**PROBLEM DETAILS:**
Please go through the listing below and count the lines where the string "screenshot" appears. Answer with the number only.

**SUPPLIED DATA:**
________________________________________

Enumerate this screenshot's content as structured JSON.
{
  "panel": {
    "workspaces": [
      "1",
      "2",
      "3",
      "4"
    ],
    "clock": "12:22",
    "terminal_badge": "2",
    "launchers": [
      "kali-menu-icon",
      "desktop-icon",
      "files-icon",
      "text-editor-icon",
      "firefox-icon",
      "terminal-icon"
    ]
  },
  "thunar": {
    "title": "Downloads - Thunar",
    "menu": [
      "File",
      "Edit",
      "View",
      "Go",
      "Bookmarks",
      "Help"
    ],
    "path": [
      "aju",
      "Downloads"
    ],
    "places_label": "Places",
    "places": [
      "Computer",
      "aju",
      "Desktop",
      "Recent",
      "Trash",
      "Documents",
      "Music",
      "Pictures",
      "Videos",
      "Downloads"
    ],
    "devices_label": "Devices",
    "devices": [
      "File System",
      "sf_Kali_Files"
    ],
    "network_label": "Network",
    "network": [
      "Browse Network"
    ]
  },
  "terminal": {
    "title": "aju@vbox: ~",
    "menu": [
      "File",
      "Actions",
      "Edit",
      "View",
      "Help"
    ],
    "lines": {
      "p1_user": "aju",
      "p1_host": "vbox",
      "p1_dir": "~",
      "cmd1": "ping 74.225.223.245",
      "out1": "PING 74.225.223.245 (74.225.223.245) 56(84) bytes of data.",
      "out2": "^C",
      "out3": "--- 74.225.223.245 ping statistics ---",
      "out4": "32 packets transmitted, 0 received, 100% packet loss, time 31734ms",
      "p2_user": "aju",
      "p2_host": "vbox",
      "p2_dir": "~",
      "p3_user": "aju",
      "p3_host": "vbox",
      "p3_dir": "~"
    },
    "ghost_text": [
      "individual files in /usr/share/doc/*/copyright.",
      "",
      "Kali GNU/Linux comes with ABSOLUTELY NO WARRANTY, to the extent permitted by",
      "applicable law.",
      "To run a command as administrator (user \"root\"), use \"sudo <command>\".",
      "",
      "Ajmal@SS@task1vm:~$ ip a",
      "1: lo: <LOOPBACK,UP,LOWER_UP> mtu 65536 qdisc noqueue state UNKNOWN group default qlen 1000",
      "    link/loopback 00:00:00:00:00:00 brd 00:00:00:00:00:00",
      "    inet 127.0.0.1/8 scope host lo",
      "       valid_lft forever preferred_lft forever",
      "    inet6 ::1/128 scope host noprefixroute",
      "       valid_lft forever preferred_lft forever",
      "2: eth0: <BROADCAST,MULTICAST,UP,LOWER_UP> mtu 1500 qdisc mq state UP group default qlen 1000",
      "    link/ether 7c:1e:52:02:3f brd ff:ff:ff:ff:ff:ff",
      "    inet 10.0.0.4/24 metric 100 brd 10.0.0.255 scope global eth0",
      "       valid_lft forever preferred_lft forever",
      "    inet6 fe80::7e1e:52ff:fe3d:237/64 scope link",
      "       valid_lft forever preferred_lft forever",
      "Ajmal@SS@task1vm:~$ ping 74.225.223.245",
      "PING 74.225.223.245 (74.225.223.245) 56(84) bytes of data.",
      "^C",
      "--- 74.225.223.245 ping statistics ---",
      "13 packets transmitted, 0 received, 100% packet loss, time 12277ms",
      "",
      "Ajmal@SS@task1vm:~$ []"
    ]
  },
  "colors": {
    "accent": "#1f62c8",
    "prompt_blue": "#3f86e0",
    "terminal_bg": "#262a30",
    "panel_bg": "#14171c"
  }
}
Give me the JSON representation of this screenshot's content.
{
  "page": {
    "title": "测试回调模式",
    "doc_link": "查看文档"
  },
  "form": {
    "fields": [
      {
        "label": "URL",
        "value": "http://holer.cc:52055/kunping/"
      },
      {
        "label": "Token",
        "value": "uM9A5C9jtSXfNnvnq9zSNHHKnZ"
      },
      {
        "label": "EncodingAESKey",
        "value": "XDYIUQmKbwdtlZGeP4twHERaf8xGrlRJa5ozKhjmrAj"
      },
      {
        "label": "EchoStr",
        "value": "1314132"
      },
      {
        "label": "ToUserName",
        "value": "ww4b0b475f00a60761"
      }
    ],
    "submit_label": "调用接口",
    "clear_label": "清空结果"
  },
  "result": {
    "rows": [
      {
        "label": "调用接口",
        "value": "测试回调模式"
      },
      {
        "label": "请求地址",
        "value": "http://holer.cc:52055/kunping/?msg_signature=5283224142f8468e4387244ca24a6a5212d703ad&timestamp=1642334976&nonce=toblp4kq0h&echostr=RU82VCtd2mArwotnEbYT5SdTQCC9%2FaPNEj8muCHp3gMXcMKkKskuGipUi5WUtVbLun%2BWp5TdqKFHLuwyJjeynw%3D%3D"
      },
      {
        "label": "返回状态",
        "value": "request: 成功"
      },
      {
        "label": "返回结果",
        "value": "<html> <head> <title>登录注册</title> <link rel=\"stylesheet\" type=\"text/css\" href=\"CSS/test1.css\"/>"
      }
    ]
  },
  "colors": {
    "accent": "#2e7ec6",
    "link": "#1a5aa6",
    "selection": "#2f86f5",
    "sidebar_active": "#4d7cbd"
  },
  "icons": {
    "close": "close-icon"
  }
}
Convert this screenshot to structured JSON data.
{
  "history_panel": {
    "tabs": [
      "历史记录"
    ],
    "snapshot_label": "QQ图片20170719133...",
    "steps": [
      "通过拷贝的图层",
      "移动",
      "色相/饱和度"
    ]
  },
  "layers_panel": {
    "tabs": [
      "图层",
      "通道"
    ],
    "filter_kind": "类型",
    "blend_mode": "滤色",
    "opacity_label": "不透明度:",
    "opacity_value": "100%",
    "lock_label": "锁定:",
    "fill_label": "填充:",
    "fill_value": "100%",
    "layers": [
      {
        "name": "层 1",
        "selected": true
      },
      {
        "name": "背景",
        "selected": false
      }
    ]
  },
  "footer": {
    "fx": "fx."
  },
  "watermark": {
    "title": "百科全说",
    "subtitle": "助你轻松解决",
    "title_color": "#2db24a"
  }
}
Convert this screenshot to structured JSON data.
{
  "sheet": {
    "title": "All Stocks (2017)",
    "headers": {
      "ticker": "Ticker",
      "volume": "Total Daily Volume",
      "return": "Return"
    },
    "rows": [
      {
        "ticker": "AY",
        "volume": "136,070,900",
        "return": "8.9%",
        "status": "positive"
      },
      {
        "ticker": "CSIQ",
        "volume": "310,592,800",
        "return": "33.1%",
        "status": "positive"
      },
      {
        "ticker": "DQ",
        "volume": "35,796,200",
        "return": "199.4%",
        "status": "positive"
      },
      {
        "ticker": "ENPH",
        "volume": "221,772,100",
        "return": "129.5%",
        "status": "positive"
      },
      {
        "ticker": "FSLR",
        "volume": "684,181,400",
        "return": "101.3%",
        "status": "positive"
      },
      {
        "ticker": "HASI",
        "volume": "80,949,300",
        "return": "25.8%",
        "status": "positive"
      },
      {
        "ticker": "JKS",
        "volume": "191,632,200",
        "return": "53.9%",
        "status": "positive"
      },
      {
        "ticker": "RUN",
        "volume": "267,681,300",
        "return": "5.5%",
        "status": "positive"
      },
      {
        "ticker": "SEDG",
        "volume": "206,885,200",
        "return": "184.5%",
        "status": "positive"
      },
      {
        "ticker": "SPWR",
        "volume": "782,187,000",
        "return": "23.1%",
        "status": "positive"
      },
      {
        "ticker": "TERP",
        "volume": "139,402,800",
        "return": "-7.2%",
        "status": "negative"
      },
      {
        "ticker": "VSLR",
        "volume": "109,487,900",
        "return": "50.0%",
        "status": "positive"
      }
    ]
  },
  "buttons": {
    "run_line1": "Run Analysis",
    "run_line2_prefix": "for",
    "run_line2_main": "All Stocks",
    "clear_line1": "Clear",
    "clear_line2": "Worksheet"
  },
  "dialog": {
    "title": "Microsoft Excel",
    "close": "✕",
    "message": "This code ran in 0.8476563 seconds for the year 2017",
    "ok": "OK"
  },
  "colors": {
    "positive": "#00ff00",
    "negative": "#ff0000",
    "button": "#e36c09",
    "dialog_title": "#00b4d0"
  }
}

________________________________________

**TASK RESPONSE:**
4